- Articles & Publications
- Reminger Reports
- Estate and Trust Dispute Resource Center of Ohio
- Join Our Mailing List
Direct Legal Malpractice Claims by Insurance CarriersPDF
Even well-established doctrines gradually change with the times — this we know. Legal malpractice jurisprudence is no different. One facet of legal malpractice claims that has undergone significant transformation in recent decades is the privity requirement.
The principle of privity has traditionally been a staple of legal malpractice claims: it requires the existence of an attorney-client relationship before an action against the attorney may proceed. Over the years, strict views of privity have eroded and an increasing array of non-client plaintiffs are now permitted to bring direct actions against attorneys in various jurisdictions.
The Supreme Court of South Carolina recently issued a decision that illustrates this trend. In Sentry Select Insurance Co. v. Maybank Law Firm, LLC, No. 27806, 2018 S.C. LEXIS 67 (May 30, 2018), a 3-2 split decision, the Court held that an insurer may maintain a direct malpractice action against counsel it hired to defend its insured. Effectively, the Court expanded the state’s privity requirement to allow insurance carriers to maintain malpractice claims directly against the attorneys, despite the lack of an attorney-client relationship.
In the case, Sentry Select hired Maybank to defend a trucking company in a personal injury lawsuit. Maybank failed to respond timely to requests for admission, and Sentry Select believed that as a result, it was forced to settle the case for much more than it otherwise was worth.
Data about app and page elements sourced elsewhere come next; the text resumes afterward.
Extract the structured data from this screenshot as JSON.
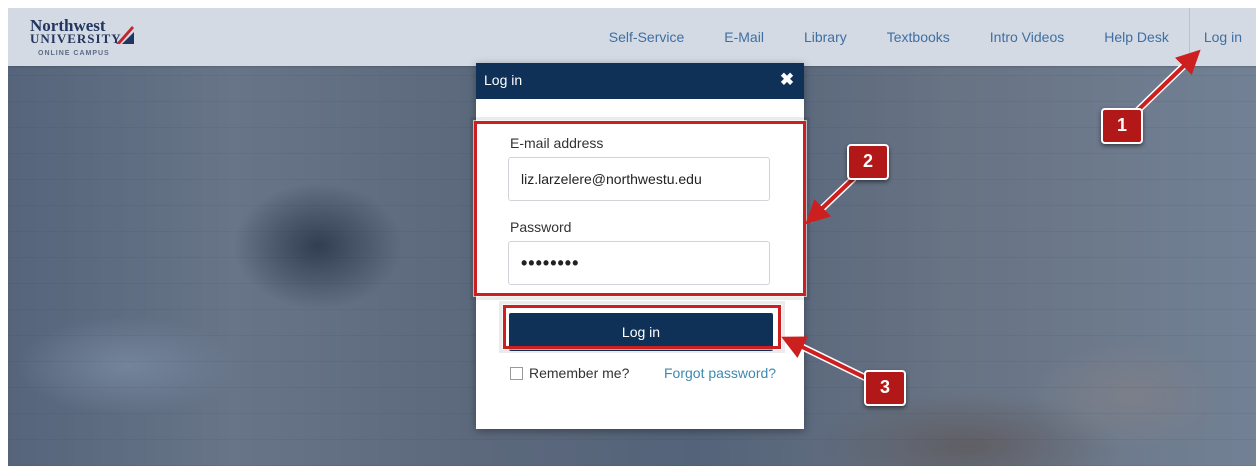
{
  "header": {
    "logo": {
      "line1": "Northwest",
      "line2": "UNIVERSITY",
      "tagline": "ONLINE CAMPUS"
    },
    "nav": [
      {
        "label": "Self-Service"
      },
      {
        "label": "E-Mail"
      },
      {
        "label": "Library"
      },
      {
        "label": "Textbooks"
      },
      {
        "label": "Intro Videos"
      },
      {
        "label": "Help Desk"
      },
      {
        "label": "Log in"
      }
    ]
  },
  "modal": {
    "title": "Log in",
    "close_icon": "close-icon",
    "email": {
      "label": "E-mail address",
      "value": "liz.larzelere@northwestu.edu"
    },
    "password": {
      "label": "Password",
      "masked_value": "••••••••"
    },
    "submit_label": "Log in",
    "remember_label": "Remember me?",
    "forgot_label": "Forgot password?"
  },
  "annotations": {
    "badges": [
      "1",
      "2",
      "3"
    ],
    "color": "#cc1f1f"
  },
  "colors": {
    "header_bg": "#d3dae3",
    "nav_link": "#3f6fa3",
    "modal_header": "#0f3158",
    "link": "#3d8ab0"
  }
}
Sentry Select then filed suit against Maybank alleging legal malpractice and seeking damages for the increased settlement figure.
After noting that in South Carolina an attorney owes fiduciary duties only to his/her client, and not to the insurance carrier, the Court recognized that “an insurance company that hires an attorney to represent its insured is in a unique position in relation to the resulting attorney-client relationship,” and as a result “an insurer may bring a direct malpractice action against counsel hired to represent its insured.” Id. at *3-4.
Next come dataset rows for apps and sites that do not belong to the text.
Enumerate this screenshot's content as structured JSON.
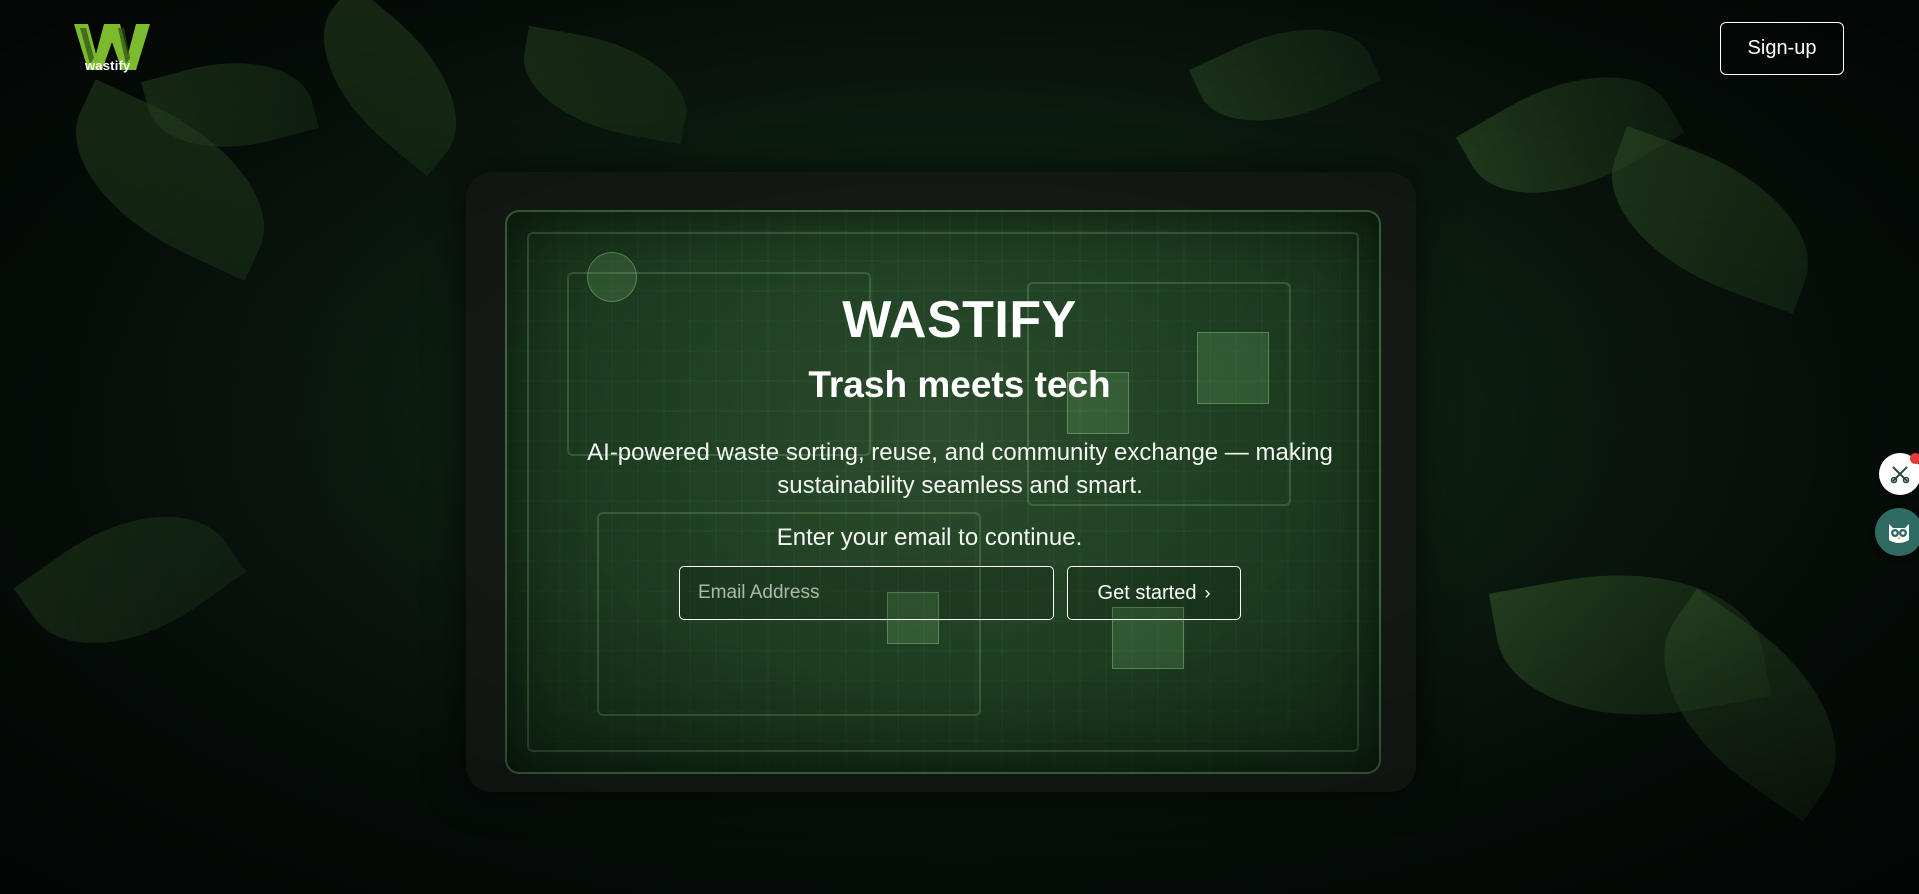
{
  "brand": {
    "name": "wastify",
    "logo_icon": "wastify-w-logo-icon",
    "accent_color": "#7dbb2e"
  },
  "header": {
    "signup_label": "Sign-up"
  },
  "hero": {
    "title": "WASTIFY",
    "subtitle": "Trash meets tech",
    "description": "AI-powered waste sorting, reuse, and community exchange — making sustainability seamless and smart.",
    "email_prompt": "Enter your email to continue.",
    "email_placeholder": "Email Address",
    "email_value": "",
    "cta_label": "Get started",
    "cta_icon": "chevron-right-icon"
  },
  "widgets": {
    "tool_icon": "crossed-tools-icon",
    "tool_badge_color": "#e43a3a",
    "assistant_icon": "owl-icon",
    "assistant_color": "#2f6b63"
  },
  "background": {
    "description_icon": "jungle-monitor-background"
  }
}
However, the Court was also careful to limit an insurer’s rights to pursue such claims if there is a conflict between the attorney's client's interests and the interests of the insurer. The Court recognized that at times the client’s interests are not exactly aligned with those of the insurer, and it would be improper to require hired counsel to risk malpractice claims in order to pursue the interests of the client. In navigating this dilemma, the Court qualified its holding:
the insurer may recover only for the attorney’s breach of his duty to his client, when the insurer proves the breach is the proximate cause of damages to the insurer. If the interests of the client are the slightest bit inconsistent with the insurer's interests, there can be no liability of the attorney to the insurer, for we will not permit the attorney's duty to the client to be affected by the interests of the insurance company. Whether there is any inconsistency between the client's and the insurer’s interests in the circumstances of an individual case is a question of law to be answered by the trial court.
As one final limitation on an insurer’s rights to pursue malpractice claims, and to limit the potential for unfounded claims that could jeopardize the sanctity of the attorney-client relationship, the Court also required the insurer to prove its case by clear and convincing evidence. Id. at *8.
The Sentry Select decision is another in a long line of cases that has loosened long-standing requirements for pursuing malpractice claims. There is little doubt that privity rules will continue further degradation in favor of expanding legal malpractice torts. Practitioners should beware of this changing landscape and understand that they may face malpractice claims from non-clients under the right circumstances.